In the UK, 7.5 million mattresses are sent to landfill sites, but FMs should dispose of them more sustainably, says Nick Oettinger.
04 February 2019 | Nick Oettinger
Mattresses are categorised as bulky waste; they're awkward to move, expensive to transport and time-consuming to break down. As a result, fewer than necessary are disposed of sustainably, holding back the UK's circular economy.
Every year, the UK throws out 1,6 million tonnes of bulky waste and about 19 per cent of this falls into the textile category - largely comprising sofas and mattresses.
Despite the landfill tax having increased the cost in the past 10 years of putting rubbish in the ground, sending mattresses to landfill remains the cheapest disposal option for bulky waste.

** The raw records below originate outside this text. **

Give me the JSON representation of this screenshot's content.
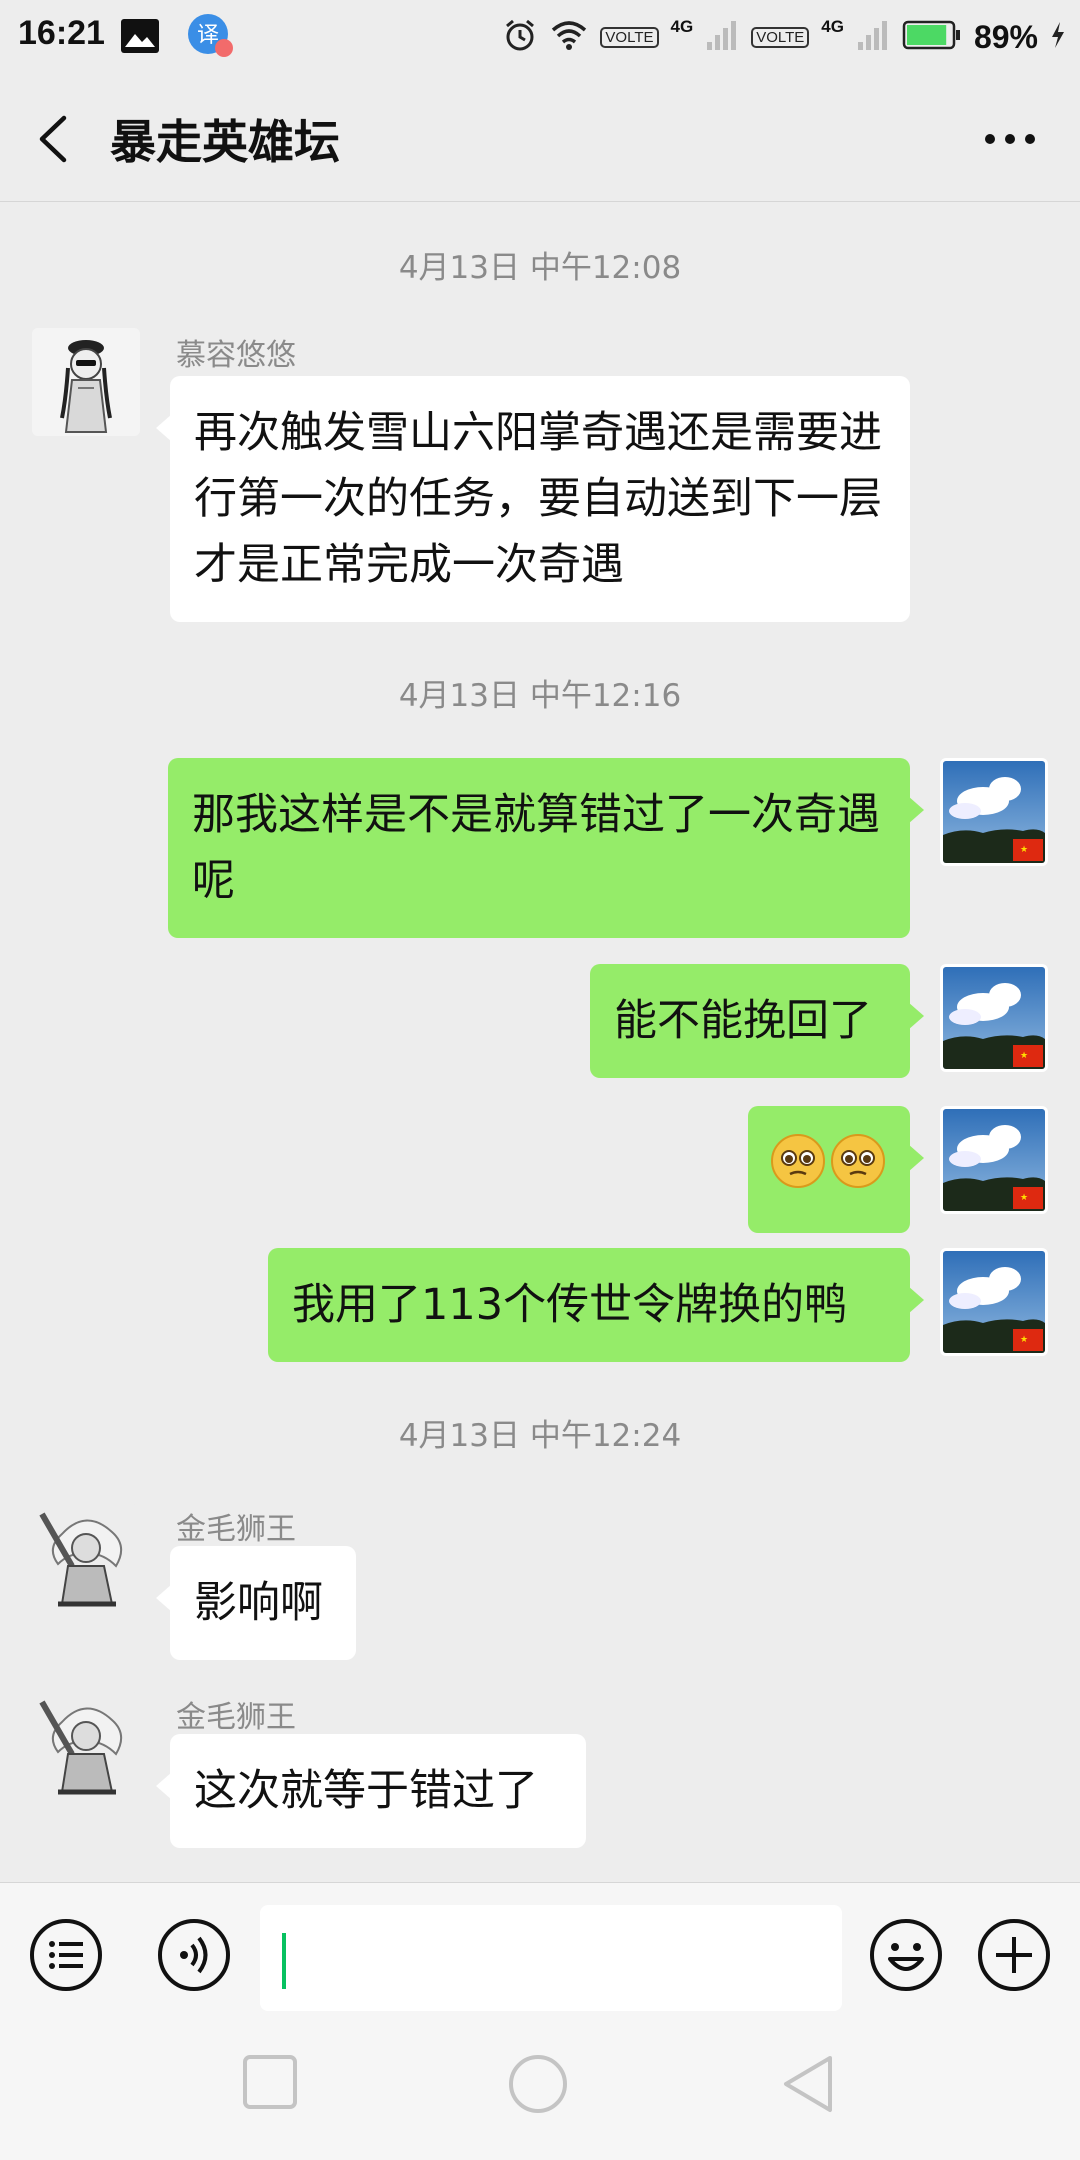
{
  "status_bar": {
    "time": "16:21",
    "volte_1": "VOLTE",
    "net_1": "4G",
    "volte_2": "VOLTE",
    "net_2": "4G",
    "battery_percent": "89%",
    "battery_level": 0.89,
    "icons": [
      "gallery-icon",
      "translate-icon",
      "alarm-icon",
      "wifi-icon",
      "signal-icon",
      "battery-icon",
      "charging-icon"
    ]
  },
  "nav": {
    "title": "暴走英雄坛",
    "back_icon": "chevron-left-icon",
    "more_icon": "more-icon"
  },
  "messages": {
    "ts1": "4月13日 中午12:08",
    "m1_sender": "慕容悠悠",
    "m1_text": "再次触发雪山六阳掌奇遇还是需要进行第一次的任务，要自动送到下一层才是正常完成一次奇遇",
    "ts2": "4月13日 中午12:16",
    "m2_text": "那我这样是不是就算错过了一次奇遇呢",
    "m3_text": "能不能挽回了",
    "m4_emoji": "🥺🥺",
    "m5_text": "我用了113个传世令牌换的鸭",
    "ts3": "4月13日 中午12:24",
    "m6_sender": "金毛狮王",
    "m6_text": "影响啊",
    "m7_sender": "金毛狮王",
    "m7_text": "这次就等于错过了"
  },
  "input_bar": {
    "icons": [
      "menu-list-icon",
      "voice-icon",
      "emoji-icon",
      "add-icon"
    ],
    "value": ""
  },
  "colors": {
    "background": "#ededed",
    "outgoing_bubble": "#95ec69",
    "incoming_bubble": "#ffffff",
    "timestamp": "#8a8a8a",
    "caret": "#07c160",
    "battery": "#4cd964"
  }
}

But the UK is overly dependent on landfill, which is a worry for the environment. Bans have already been imposed in many EU countries and beyond, with policymakers realising that alternative, more environmentally friendly solutions are needed to achieve a circular economy and reduce their carbon footprint.
In France the Extended Producer Responsibility (EPR) holds all businesses that make, import or sell products accountable for dealing with the waste they generate.
Japan takes the EPR law further, demanding that some manufacturers use recycled materials in new products.
Policies and laws
The UK government has announced its 25-year environment plan, proposed an environment bill and the Resources and Waste Strategy is imminent - yet more needs to be done.
However, ERP schemes are working effectively across industries in the UK, with packaging, electronic goods, batteries and cars all being subject to EU legal requirements.
Another effective strategy would be a recycling levy that forces payment for responsible recycling on all non-biodegradable products.
It is to be hoped that we will soon see government introduce legislation for mattress recycling, demanding the bed industry and those connected with it, such as FMs, to dispose of end-of-life mattresses in a sustainable way.
How FMs can lead change
While there's no legislation on the horizon for dealing with mattresses specifically, Corporate Social Responsibility (CSR) and triple bottom line (TBL) accounting should form a significant part of the FM business model.
TBL accounting incorporates profit, people and the planet (the 'three Ps'), and encourages businesses to consider the social and environmental impact of their activities while pursuing profit. And there is reputational advantage to be won by conducting business
in this way.
A good example of this type of behaviour is when coffee shops in February 2018 reacted to the 'latte levy' by either setting their own charges on top of drink prices or offering discounts for customers who bring in their own reusable cups.
An effective means of disposal is to dismantle mattresses into 19 component parts. These are segregated, sanitised and processed, and parts are sent elsewhere for new 'lives'.
Steel springs are put through our pocket spring recycling machine in a process that takes just 2.5 minutes. This means difficult mattress components that would historically end up in landfill are separated into steel and polypropylene waste streams, leaving the recyclable components.
The springs are balled up to pass on to scrap metal merchants.
Textiles are sanitised, blended and baled ready for transferring to industry as raw products for further processing, often into mattress pads, automotive felt and carpet underlay.
Foams are sanitised and repurposed into new products, such as yoga mats and sun loungers.
FMs wanting to make a difference should procure mattresses from sustainable manufacturers as this will simplify recycling when the time comes.
Nick Oettinger is managing director at The Furniture Recycling Group